The Advantages Of Leasing Office Equipment
Article by Khathutshelo Nedombeloni | Read more submitted articles here
In Contrast With Buying
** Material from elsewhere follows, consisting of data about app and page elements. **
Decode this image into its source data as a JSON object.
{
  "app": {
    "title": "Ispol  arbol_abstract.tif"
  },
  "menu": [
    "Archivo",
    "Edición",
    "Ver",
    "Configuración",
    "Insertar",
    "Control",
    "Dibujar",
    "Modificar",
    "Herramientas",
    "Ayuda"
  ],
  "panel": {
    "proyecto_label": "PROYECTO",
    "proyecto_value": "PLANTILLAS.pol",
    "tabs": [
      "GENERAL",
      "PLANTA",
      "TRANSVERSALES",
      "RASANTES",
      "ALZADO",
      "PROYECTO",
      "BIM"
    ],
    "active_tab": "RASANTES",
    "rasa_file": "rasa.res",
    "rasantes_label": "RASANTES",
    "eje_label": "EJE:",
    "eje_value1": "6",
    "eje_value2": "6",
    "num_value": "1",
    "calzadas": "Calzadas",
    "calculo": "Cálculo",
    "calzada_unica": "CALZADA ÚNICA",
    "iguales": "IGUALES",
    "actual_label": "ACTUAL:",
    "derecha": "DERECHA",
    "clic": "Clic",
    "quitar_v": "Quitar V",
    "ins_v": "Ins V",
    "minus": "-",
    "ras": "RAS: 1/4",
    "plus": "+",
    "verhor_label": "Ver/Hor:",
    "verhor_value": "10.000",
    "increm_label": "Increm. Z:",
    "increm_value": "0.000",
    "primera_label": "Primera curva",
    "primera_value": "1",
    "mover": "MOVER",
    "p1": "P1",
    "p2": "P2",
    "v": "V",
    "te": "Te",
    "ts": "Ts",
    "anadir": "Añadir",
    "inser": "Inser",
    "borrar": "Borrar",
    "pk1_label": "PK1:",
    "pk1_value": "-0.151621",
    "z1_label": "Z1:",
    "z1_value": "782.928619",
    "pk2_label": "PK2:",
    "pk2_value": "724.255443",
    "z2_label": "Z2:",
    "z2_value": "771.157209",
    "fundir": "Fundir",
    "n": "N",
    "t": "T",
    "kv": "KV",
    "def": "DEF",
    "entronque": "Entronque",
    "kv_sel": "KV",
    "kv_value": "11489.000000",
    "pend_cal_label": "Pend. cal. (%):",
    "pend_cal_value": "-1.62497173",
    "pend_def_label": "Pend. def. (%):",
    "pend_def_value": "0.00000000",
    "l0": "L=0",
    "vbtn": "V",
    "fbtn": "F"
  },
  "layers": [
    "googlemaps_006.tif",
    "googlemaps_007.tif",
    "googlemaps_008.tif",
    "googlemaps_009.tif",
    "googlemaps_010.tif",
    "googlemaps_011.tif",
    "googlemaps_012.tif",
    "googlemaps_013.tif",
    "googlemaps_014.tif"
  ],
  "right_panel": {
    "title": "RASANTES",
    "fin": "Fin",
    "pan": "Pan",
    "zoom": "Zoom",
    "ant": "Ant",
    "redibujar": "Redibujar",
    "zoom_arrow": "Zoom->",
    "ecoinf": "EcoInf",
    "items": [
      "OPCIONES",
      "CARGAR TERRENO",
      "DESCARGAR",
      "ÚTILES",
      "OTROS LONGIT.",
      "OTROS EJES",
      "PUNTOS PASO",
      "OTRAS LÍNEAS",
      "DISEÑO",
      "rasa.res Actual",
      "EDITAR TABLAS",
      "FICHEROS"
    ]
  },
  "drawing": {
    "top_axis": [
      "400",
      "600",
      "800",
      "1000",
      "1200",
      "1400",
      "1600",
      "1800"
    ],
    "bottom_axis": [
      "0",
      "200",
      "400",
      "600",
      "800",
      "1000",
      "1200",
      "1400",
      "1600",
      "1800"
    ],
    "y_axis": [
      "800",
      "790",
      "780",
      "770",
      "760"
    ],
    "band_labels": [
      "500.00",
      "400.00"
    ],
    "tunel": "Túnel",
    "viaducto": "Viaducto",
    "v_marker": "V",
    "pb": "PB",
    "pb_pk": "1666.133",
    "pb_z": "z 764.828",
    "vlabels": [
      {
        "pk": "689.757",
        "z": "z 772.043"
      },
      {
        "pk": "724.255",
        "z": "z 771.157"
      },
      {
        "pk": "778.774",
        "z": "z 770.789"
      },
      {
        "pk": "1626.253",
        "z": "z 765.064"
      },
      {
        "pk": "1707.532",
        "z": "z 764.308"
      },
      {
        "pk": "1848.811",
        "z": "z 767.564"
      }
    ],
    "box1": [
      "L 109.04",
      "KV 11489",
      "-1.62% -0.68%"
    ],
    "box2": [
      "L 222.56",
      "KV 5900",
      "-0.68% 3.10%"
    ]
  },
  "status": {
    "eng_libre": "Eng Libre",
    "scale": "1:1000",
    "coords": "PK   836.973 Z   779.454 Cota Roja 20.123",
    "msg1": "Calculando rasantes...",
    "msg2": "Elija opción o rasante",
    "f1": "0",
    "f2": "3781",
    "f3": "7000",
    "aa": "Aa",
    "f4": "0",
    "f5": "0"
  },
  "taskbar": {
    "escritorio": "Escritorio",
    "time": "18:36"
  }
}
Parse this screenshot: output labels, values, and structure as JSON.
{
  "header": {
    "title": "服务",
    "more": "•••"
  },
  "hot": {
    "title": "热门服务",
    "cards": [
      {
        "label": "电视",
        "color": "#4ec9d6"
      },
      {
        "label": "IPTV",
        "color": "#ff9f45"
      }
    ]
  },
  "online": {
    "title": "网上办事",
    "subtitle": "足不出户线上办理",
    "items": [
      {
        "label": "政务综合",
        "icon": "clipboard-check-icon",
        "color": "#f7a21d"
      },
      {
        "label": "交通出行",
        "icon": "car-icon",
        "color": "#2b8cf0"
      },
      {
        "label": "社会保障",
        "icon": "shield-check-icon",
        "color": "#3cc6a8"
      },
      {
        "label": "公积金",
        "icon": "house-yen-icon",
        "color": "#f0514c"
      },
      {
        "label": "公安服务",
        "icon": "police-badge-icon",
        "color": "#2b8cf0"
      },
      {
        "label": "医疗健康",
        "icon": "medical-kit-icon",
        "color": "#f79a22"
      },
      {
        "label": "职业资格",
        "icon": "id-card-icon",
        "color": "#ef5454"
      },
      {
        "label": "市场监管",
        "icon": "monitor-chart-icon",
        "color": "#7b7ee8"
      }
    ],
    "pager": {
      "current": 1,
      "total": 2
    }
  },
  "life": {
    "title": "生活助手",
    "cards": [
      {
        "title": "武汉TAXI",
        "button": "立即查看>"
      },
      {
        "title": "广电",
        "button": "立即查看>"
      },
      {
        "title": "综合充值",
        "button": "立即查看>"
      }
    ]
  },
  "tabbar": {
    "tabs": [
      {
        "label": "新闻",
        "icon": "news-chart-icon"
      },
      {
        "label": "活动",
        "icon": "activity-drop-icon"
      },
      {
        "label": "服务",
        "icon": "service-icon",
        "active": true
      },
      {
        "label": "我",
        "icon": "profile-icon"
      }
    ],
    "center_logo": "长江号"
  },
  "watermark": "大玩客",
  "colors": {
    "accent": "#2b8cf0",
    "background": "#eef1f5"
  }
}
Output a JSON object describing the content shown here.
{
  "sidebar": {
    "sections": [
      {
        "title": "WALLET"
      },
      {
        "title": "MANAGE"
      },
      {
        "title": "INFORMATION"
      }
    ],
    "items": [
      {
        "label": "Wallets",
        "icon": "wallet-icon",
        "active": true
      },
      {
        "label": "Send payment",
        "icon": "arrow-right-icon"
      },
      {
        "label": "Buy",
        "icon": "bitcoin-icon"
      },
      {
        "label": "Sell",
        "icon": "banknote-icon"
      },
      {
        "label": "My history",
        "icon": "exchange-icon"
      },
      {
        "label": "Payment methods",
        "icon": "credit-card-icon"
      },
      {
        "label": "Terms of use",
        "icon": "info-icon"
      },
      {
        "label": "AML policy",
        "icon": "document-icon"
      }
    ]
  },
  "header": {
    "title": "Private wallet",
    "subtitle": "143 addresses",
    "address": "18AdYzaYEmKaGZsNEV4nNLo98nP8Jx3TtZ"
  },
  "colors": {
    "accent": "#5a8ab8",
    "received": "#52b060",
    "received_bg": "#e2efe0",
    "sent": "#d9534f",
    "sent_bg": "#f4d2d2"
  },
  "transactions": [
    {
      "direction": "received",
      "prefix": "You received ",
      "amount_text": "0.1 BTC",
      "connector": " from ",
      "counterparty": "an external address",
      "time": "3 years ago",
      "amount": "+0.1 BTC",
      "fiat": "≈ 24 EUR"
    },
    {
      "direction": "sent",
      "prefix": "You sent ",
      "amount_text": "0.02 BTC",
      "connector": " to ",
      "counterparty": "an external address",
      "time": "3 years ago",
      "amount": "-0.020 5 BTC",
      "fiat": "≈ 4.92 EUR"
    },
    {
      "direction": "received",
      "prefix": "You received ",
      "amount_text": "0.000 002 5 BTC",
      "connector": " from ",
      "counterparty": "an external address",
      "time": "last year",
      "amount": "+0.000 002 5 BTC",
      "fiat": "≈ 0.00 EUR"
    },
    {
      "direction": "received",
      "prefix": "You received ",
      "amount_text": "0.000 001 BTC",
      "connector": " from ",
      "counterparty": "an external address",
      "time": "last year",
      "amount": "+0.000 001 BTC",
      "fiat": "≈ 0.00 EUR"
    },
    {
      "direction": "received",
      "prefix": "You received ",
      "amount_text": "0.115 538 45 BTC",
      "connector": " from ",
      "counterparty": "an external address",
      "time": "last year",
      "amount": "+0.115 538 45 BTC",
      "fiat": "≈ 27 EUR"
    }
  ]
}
Establishing or managing an existing business is more often than not an overwhelming yet exciting undertaking that requires ample resources. Office equipment is one of the essentials of business required when a business commences. Buying and leasing are two main alternatives for acquiring office equipment. The latter being the most sensible option for small businesses or start-ups when acquiring office assets. Primarily a lease is a legally binding long term agreement to rent assets and it requires cautious analysis prior to signing as it is a long term obligation that cannot be cancelled unless it is stipulated in the contract. Conversely there are several benefits related to leasing of office equipment and leasing in general. Leasing assists in reducing start-up costs and "frees" up some cash for other business activities. Furthermore it is cost effective to lease office equipment since the prolonged existence of a new business is not assured and fully purchased equipment can be a huge burden if the business is ineffective. Although a lease can be expensive in the long run, the advantage is that an establishment makes use of office equipment without paying full purchase price upfront. There is also a tax benefit associated with leasing since monthly lease instalments are considered operating costs and an organisation subsequently saves on income tax. Vat is paid with monthly instalments compared to a huge upfront amount required when purchasing outright.
Another advantage of leasing equipment is that a business acquires equipment without the hassle of a deposit or "down payment" and consequently cash flow is rarely affected. Leasing office equipment allows the business owner to spend often limited financial resources on significant spheres of business. Predominantly office equipment is leased to circumvent obsolescence. The advantage is that the moment the equipment becomes obsolete "the lessee" transfers its liability to the owner "the Lessor" and subsequently leases new equipment with the most recent technological innovations. To evade the issue of obsolescence office equipment is often leased on short term lease agreements.
The three most common lease contracts are the financial lease, operating lease and the sale and leaseback. An operating lease allows for cancellation of the lease agreement. This condition is stipulated in the agreement. Office equipment like a computer is often leased under this type of lease. The operating lease is known as a "maintenance" lease since under this agreement the owner of the assets "Lessor" assumes the responsibility of maintaining the equipment during the lease period.
In the sale and leaseback category the asset owner resigns ownership to another person or business by selling it to them and subsequently leases it back to utilise it for a specific period. The initial owner becomes a lessee. This type of agreement allows money “tied up” in an asset for utilization somewhere else in the business. Primarily assets such as buildings are often leased in this manner. Of the three common leases, financial leases are the most prevalent. A financial lease term equals the fiscal existence of an asset. Some of the requirements of financial leases are regular monthly payments and the owner of the asset assumes the responsibility of the equipment the instant the lease period ceases. The disadvantage is that a financial lease cannot be cancelled prior to the end of its term and maintenance of the equipment is the sole responsibility of the Lessee during the lease term.
Leases are often depicted as "net leases or gross leases". Net leases require the lessee to bear the liability of expenses pertaining to insurance, tax and the overall maintenance of the asset whereas the Lessor assumes similar responsibilities under gross lease. Financial leases are typically net leases. Another term used is the “full payout lease” .Under this agreement the owner of an asset recoups the full cost of an asset during the period of the lease term.
Leasing in general has evolved significantly in recent years to become a lucrative business with banks, insurance companies and other financial institutions all providing it. Some of these institutions for instance banks have specific divisions with the sole responsibility to render equipment leasing. These divisions are well equipped to lease almost anything of value.
Buying an asset outright barely has two identifiable benefits. The primary benefit is full ownership of the equipment. This is probable if the life of the equipment is longer and won’t suffer technological obsolescence. Secondly ownership affords competitive advantage since what happens to the asset is the sole responsibility of the owner.
Disadvantages Of Buying
Assets on the balance sheet are documented as a liability if a loan is utilised to acquire a capital asset. The distinctive tax benefit when an asset is purchased outright is merely depreciation.